Japan is unlikely to see its first IR open before 2026 and significant hurdles still need to be overcome both from an operational and legislative standpoint, according to panellists at the ASEAN Gaming Summit.
According to Jay Defibaugh, senior research analyst at CLSA Securities, the market has the potential to generate GGR of about $25 billion beyond 2030. His estimate is based on two urban IRs and 10 regional properties.
Spectrum Gaming Group Managing Director Fred Gushin put the likely size of the market at $30 billion to $35 billion in 10 to 15 years.
However, experts on the panel all warned that the potential of the market that the majority of global operators are now pushing to enter will ultimately depend on the regulations, which still have to be put into place.
The government has not said how many licenses it will issue in the first round, or specified a tax rate, which some fear may be high. There is also little clarity on the level of foreign ownership that will be permitted. These are all factors that will have a significant impact on market size and the appeal to foreign investors.
Daniel Cheng, senior VIP casinos, Asia, at Hard Rock International said he is hopeful there may be some detail from the government next week on just how many licenses the government will put out to tender.
“I agree that it will be a huge market if it is properly legislated,” Cheng said. “It’s very likely the rules and regulations might be tighter than Singapore.”
The appeal of the market comes from a large population base of about 127 million people, mostly middle class and with a large disposable income. They have also been shown to have a high propensity to gamble, given the size of the domestic pachinko industry. On top of that tourism numbers are strong.
However, Masahiro Terada, senior manager at the integrated resorts team at PWC Consulting, says that some may be overestimating the support the IRs will get from the local market at least in the initial years after IRs open.
“The local market is not mature,” he told the panel. “In five to ten years, then the local market will expand.”
Among the operators seeking a license in Japan are Las Vegas Sands, MGM China, Wynn Resorts, Hard Rock, Caesars International, Melco Resorts & Entertainment, Galaxy Entertainment and Rush Street Gaming.
The IR operator will first be chosen by the local government in the area the resort will be built. The local government will then take that pitch to the central government in Tokyo who will make the final choice.

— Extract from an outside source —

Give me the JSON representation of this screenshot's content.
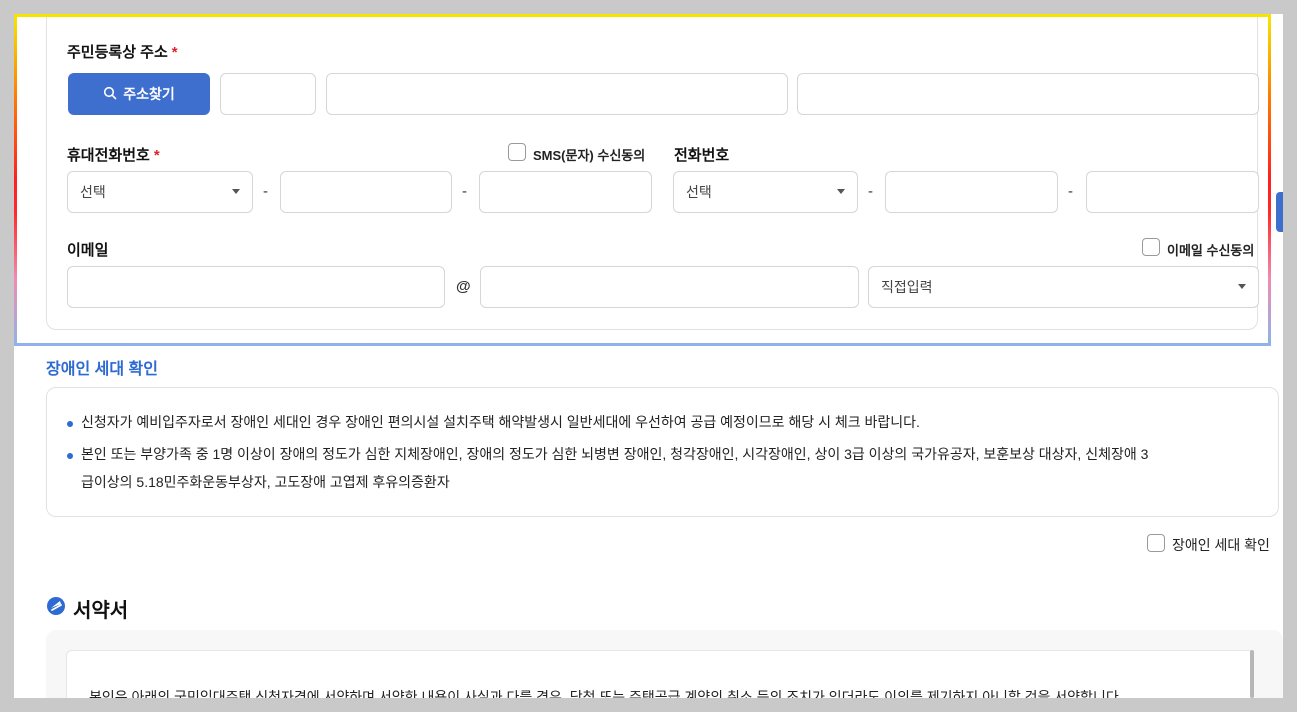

Panellists all agreed that the winning operator will need to have a strong and proven track record and impeccable reputation, though the need to work with a local partner may create issues.
“It’s going to be very interesting to see how it sorts itself out,” Gushin said, adding that historically, most partnerships in the gaming industry have not ended well. “It’s going to go to the company that thinks outside the box and provides the real wow factor.”